Despite the protests that this amounts to censorship, Sardeha insists that: “We have absolutely no intention of being a dictatorial search engine” and that I’mHalal is not intended to be a “political censor”.
But determining what is sinful is no easy feat. Halal, like its cousin kosher, is pretty straightforward when it comes to diet. The overwhelming majority of Muslims accept that eating pork and drinking alcohol is haram (sinful). Of course, many are willing to run the risk of divine retribution (“vengeance will be wine”?) to savour the joys of intoxication, but even if a flying pig landed beside them on a desert island, they might well not eat it.
However, beyond the bread-and-butter issue of food, determining what is halal is wrought with difficulty. In fact, it could spark a theological controversy and force this search engine, which is currently targeted at “moderate Muslims”, to install varying levels of virtue and vice.
For instance, like Judaism, the strictest interpretations of Islam ban “graven images”, not to mention poetry and song. Should an Islamic search engine, then, block YouTube, TV channels and all embedded images on a page?
How about non-halal views?
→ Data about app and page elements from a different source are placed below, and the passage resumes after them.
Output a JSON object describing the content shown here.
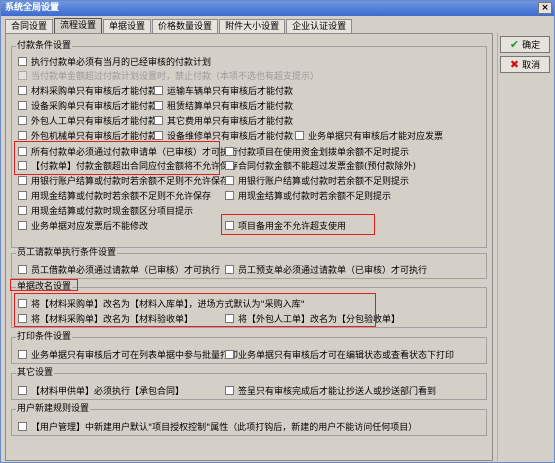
{
  "window": {
    "title": "系统全局设置",
    "close": "×"
  },
  "tabs": [
    "合同设置",
    "流程设置",
    "单据设置",
    "价格数量设置",
    "附件大小设置",
    "企业认证设置"
  ],
  "buttons": {
    "ok": "确定",
    "cancel": "取消"
  },
  "groups": {
    "payment": "付款条件设置",
    "employee": "员工请款单执行条件设置",
    "rename": "单据改名设置",
    "print": "打印条件设置",
    "other": "其它设置",
    "newuser": "用户新建规则设置"
  },
  "payment": {
    "c1": "执行付款单必须有当月的已经审核的付款计划",
    "c2": "当付款单金额超过付款计划设置时，禁止付款（本项不选也有超支提示）",
    "c3": "材料采购单只有审核后才能付款",
    "c4": "运输车辆单只有审核后才能付款",
    "c5": "设备采购单只有审核后才能付款",
    "c6": "租赁结算单只有审核后才能付款",
    "c7": "外包人工单只有审核后才能付款",
    "c8": "其它费用单只有审核后才能付款",
    "c9": "外包机械单只有审核后才能付款",
    "c10": "设备维修单只有审核后才能付款",
    "c11": "业务单据只有审核后才能对应发票",
    "c12": "所有付款单必须通过付款申请单（已审核）才可执行",
    "c13": "付款项目在使用资金划拨单余额不足时提示",
    "c14": "【付款单】付款金额超出合同应付金额将不允许保存",
    "c15": "合同付款金额不能超过发票金额(预付款除外)",
    "c16": "用银行账户结算或付款时若余额不足则不允许保存",
    "c17": "用银行账户结算或付款时若余额不足则提示",
    "c18": "用现金结算或付款时若余额不足则不允许保存",
    "c19": "用现金结算或付款时若余额不足则提示",
    "c20": "用现金结算或付款时现金额区分项目提示",
    "c21": "业务单据对应发票后不能修改",
    "c22": "项目备用金不允许超支使用"
  },
  "employee": {
    "c1": "员工借款单必须通过请款单（已审核）才可执行",
    "c2": "员工预支单必须通过请款单（已审核）才可执行"
  },
  "rename": {
    "c1": "将【材料采购单】改名为【材料入库单】，进场方式默认为\"采购入库\"",
    "c2": "将【材料采购单】改名为【材料验收单】",
    "c3": "将【外包人工单】改名为【分包验收单】"
  },
  "print": {
    "c1": "业务单据只有审核后才可在列表单据中参与批量打印",
    "c2": "业务单据只有审核后才可在编辑状态或查看状态下打印"
  },
  "other": {
    "c1": "【材料甲供单】必须执行【承包合同】",
    "c2": "签呈只有审核完成后才能让抄送人或抄送部门看到"
  },
  "newuser": {
    "c1": "【用户管理】中新建用户默认\"项目授权控制\"属性（此项打钩后，新建的用户不能访问任何项目）"
  }
}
Should a search engine like this not return results that contradict Islamic orthodoxy, are critical of Islam, or advocate atheism? Although I understand why people adhere to a faith and take a more nuanced view of religion than many other non-believers, I write plenty of stuff that would be considered haram.
Luckily for me and open-minded Muslims, I’mHalal does not seem to have blocked my writings questioning Islam and religion, such as my guides to Ramadan for the non-believer and the drinker, or my piece on atheism in Islam.
Although I don’t like the idea of divine or worldly censorship, my belief in freedom of choice means I cannot object to self-censorship of this sort. The danger is that, once the technology is perfected, theocratic regimes, such as in Saudi Arabia or Iran, could force citizens to use it and block other alternatives.
But as the genie is now out of the bottle, at this rate we may soon have search engines designed to answer people’s spiritual questions modelled on the Ask Jeeves format, possibly named Ask Jehovah or Ask Allah. Since there seems to be a growing market for niche search engines, may be we’ll soon get one for atheists, perhaps it could be called Godpile, which blocks religious content. Personally, I wouldn’t use Godpile, just as I wouldn’t use I’mHalal, but there might be a market for it out there.